The above preview is unformatted text

This student written piece of work is one of many that can be found in our GCSE Sociology section.

Found what you're looking for?

  • Start learning 29% faster today
  • 150,000+ documents available
  • Just £6.99 a month

Not the one? Search for your essay title...
  • Join over 1.2 million students every month
  • Accelerate your learning by 29%
  • Unlimited access from just £6.99 per month

See related essaysSee related essays

Related GCSE Sociology essays

  1. Deforestation of the Amazon Rainfores- Humanities Essay

    Brazil is cutting the Amazon forest because they need money to pay their debt but if their debt's are cancelled they would NOT need to cut the forest. MNC's should stop exploiting the rainforest for cheap labour and cattle ranching and should look elsewhere where there is a less effect on the environment.

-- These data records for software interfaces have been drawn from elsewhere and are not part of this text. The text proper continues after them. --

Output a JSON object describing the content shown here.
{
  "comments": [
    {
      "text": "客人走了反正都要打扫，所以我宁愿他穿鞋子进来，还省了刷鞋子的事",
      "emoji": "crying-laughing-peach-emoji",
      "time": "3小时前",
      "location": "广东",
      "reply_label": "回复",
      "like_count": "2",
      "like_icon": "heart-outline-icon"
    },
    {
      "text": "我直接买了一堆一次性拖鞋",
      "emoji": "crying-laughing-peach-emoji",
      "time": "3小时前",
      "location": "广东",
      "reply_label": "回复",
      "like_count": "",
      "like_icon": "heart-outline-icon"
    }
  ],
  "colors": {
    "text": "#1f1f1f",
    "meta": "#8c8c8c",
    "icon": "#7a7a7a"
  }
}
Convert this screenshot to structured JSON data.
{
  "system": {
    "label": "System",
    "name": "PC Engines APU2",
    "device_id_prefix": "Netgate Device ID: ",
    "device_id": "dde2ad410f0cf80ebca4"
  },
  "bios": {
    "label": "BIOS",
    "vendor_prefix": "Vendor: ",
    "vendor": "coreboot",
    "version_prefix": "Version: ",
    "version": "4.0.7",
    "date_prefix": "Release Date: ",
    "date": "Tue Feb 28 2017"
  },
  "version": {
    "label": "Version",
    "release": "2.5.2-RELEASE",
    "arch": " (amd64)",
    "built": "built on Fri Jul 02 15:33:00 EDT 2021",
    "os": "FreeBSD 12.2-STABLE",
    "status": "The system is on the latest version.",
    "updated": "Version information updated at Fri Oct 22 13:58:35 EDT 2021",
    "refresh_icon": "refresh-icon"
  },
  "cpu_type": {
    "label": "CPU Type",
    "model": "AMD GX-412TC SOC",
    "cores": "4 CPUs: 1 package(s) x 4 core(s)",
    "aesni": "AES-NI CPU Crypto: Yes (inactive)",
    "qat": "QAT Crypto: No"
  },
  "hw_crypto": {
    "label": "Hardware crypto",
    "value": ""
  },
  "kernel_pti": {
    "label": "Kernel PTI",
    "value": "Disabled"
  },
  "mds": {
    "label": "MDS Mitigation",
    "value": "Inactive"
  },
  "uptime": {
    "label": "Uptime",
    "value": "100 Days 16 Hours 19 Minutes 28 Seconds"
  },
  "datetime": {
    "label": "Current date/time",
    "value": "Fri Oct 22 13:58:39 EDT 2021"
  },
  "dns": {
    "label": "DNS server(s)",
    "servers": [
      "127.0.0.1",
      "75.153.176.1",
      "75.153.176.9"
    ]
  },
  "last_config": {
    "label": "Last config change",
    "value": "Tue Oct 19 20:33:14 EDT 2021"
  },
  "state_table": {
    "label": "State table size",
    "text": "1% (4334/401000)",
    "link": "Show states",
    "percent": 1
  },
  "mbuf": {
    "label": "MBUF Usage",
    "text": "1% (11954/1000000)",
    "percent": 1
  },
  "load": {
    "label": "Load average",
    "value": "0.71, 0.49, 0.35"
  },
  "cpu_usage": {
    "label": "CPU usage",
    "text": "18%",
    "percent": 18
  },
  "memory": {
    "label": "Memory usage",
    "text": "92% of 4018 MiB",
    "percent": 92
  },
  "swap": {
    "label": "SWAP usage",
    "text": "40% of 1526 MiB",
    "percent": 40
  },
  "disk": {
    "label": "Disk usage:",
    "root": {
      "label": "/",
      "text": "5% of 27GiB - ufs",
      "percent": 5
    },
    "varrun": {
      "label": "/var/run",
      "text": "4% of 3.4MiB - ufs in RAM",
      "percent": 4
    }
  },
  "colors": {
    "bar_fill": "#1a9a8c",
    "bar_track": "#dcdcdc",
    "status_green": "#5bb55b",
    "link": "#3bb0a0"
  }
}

  2. Maggie, an Anti-type of a Victorian woman - The Mill on the Floss

    "Well, I should get a gun and shoot him." "But if you hadn't got a gun,-we might have gone out, you know, not thinking, just as we go fishing; and then a great lion might run toward us roaring, and we couldn't get away from him.

  1. Both protagonists struggle to define themselves in a world that denies the development of ...

    and reacts towards her - "John laughs at me, of course, but one expect that in marriage". We can already sense what kind of relationship the two have. Seemingly it is one where John doesn't really understand her hence "laughs at her [me]".

  2. Money and Power still remains with Caucasians

    Results Questionnaires I have conducted eighteen questionnaires with a quota sampling method and I have chosen a representative sample. I have asked almost an equal amount of white people to other ethnicities to get the statistics of both races and I have also questioned people of a mix race.

  1. The role of women in society is very different today compared to the role ...

    She forgets her reality by escaping into her imagination, which is stimulated by literature, and into a daydream state that is induced by the sound of the mill, the river and music. Maggie also considers the conventional escape from mundane and limited home life for women through marriage to Philip or Stephen.

  2. A discussion on the transformation of protagonists in The Pigeon by Suskind and Metamorphosis ...

    His transformation is based on an extended metaphor; he secludes himself from society by creating a 'shell' that closed him off from the world and the responsibilities of supporting a family. Similarly, Jonathan's shell was his room, his fortress of security and sanctuary, which he personified as a woman, "And

  1. Does fate play the greatest role in the novels or is it the difference ...

    McCourt also has to struggle not only past his own families history in the USA but also a society that seems to seal his fate as a low class Catholic Irishman wanting to better himself academically, as with Jude. So how can such similar characters that face such comparable lives end up with completely different outcomes?

  2. How do the writers Thomas Hardy and Alice Walker use their protagonist's Roselily and ...

    "People have (with the help of conventions) oriented all their solutions toward the easy and toward the easiest side of easy; but it is clear that we must hold to what is difficult." The above quote is the prologue that is included in Roselily, it sets the theme for the short story, I feel very well.

  • Over 160,000 pieces
    of student written work
  • Annotated by
    experienced teachers
  • Ideas and feedback to
    improve your own work